◆ **Brief**
Read through the data and count the lines that contain the string "JSON"; give only the result.

◆ **Supplied records**
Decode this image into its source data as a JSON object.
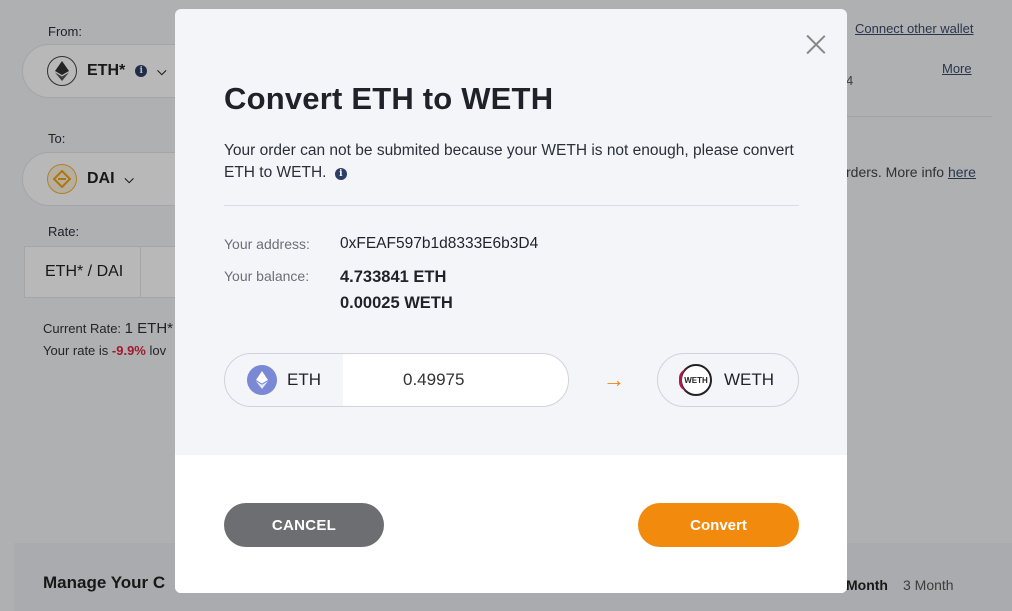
{
  "background": {
    "from_label": "From:",
    "from_token": "ETH*",
    "to_label": "To:",
    "to_token": "DAI",
    "rate_label": "Rate:",
    "rate_pair": "ETH* / DAI",
    "current_rate_prefix": "Current Rate:",
    "current_rate_value": "1 ETH*",
    "rate_note_prefix": "Your rate is",
    "rate_note_pct": "-9.9%",
    "rate_note_suffix": "lov",
    "connect_other_wallet": "Connect other wallet",
    "more_link": "More",
    "partial_value": "4",
    "orders_text": "rders. More info",
    "here_link": "here",
    "manage_title": "Manage Your C",
    "timeframe_month": "Month",
    "timeframe_3month": "3 Month"
  },
  "modal": {
    "title": "Convert ETH to WETH",
    "description": "Your order can not be submited because your WETH is not enough, please convert ETH to WETH.",
    "address_label": "Your address:",
    "address_value": "0xFEAF597b1d8333E6b3D4",
    "balance_label": "Your balance:",
    "balance_eth": "4.733841 ETH",
    "balance_weth": "0.00025 WETH",
    "from_token": "ETH",
    "amount": "0.49975",
    "to_token": "WETH",
    "weth_icon_text": "WETH",
    "cancel_label": "CANCEL",
    "convert_label": "Convert"
  },
  "colors": {
    "accent": "#f28a0e",
    "cancel": "#6d6e71",
    "negative": "#e0243f"
  }
}
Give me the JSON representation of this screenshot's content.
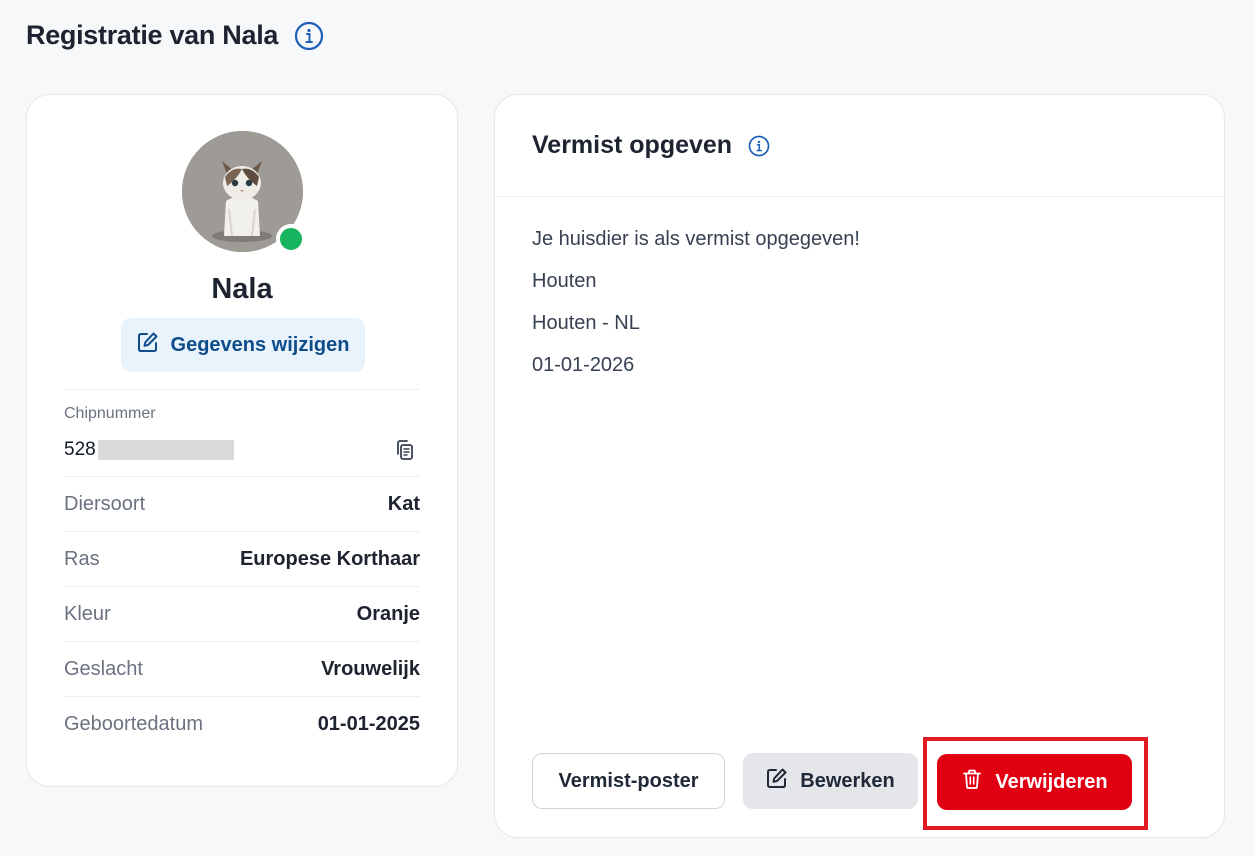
{
  "page": {
    "title": "Registratie van Nala"
  },
  "pet": {
    "name": "Nala",
    "edit_label": "Gegevens wijzigen",
    "status_color": "#16b45e",
    "chip": {
      "label": "Chipnummer",
      "value_prefix": "528"
    },
    "details": [
      {
        "label": "Diersoort",
        "value": "Kat"
      },
      {
        "label": "Ras",
        "value": "Europese Korthaar"
      },
      {
        "label": "Kleur",
        "value": "Oranje"
      },
      {
        "label": "Geslacht",
        "value": "Vrouwelijk"
      },
      {
        "label": "Geboortedatum",
        "value": "01-01-2025"
      }
    ]
  },
  "missing": {
    "title": "Vermist opgeven",
    "lines": [
      "Je huisdier is als vermist opgegeven!",
      "Houten",
      "Houten - NL",
      "01-01-2026"
    ],
    "buttons": {
      "poster": "Vermist-poster",
      "edit": "Bewerken",
      "delete": "Verwijderen"
    }
  },
  "colors": {
    "accent_blue": "#1d5fb8",
    "delete_red": "#e00012",
    "highlight_red": "#e01b24"
  }
}
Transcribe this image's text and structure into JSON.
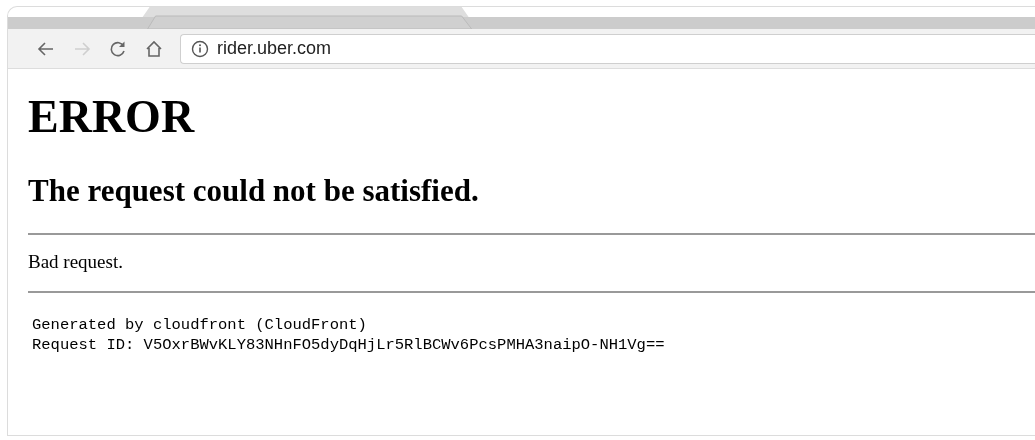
{
  "browser": {
    "address": "rider.uber.com",
    "forward_disabled": true
  },
  "page": {
    "title": "ERROR",
    "subtitle": "The request could not be satisfied.",
    "message": "Bad request.",
    "footer_lines": [
      "Generated by cloudfront (CloudFront)",
      "Request ID: V5OxrBWvKLY83NHnFO5dyDqHjLr5RlBCWv6PcsPMHA3naipO-NH1Vg=="
    ]
  }
}
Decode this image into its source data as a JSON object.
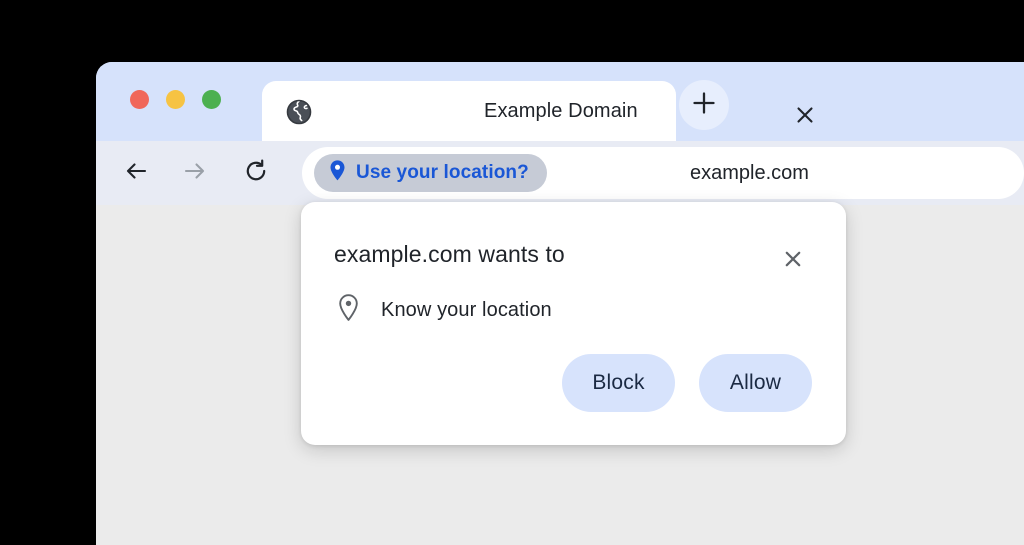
{
  "window": {
    "traffic_lights": [
      {
        "name": "close",
        "color": "#f0675a"
      },
      {
        "name": "minimize",
        "color": "#f6c343"
      },
      {
        "name": "zoom",
        "color": "#4cb050"
      }
    ]
  },
  "tabstrip": {
    "tab": {
      "title": "Example Domain",
      "favicon": "globe-icon",
      "close_icon": "close-icon"
    },
    "new_tab": {
      "icon": "plus-icon",
      "label": "+"
    }
  },
  "toolbar": {
    "back": {
      "icon": "arrow-left-icon",
      "enabled": true
    },
    "forward": {
      "icon": "arrow-right-icon",
      "enabled": false
    },
    "reload": {
      "icon": "reload-icon"
    },
    "omnibox": {
      "chip": {
        "icon": "location-pin-filled-icon",
        "label": "Use your location?"
      },
      "url": "example.com"
    }
  },
  "dialog": {
    "title": "example.com wants to",
    "close_icon": "close-icon",
    "permission": {
      "icon": "location-pin-outline-icon",
      "label": "Know your location"
    },
    "buttons": {
      "block": "Block",
      "allow": "Allow"
    }
  },
  "colors": {
    "titlebar": "#d6e2fb",
    "toolbar": "#e8ebf4",
    "page_background": "#ebebeb",
    "tab_background": "#ffffff",
    "chip_background": "#c6cbd6",
    "chip_text": "#1a57d6",
    "button_background": "#d7e3fc",
    "button_text": "#1b2a43",
    "desktop": "#000000"
  }
}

◆ **Result for this task**
4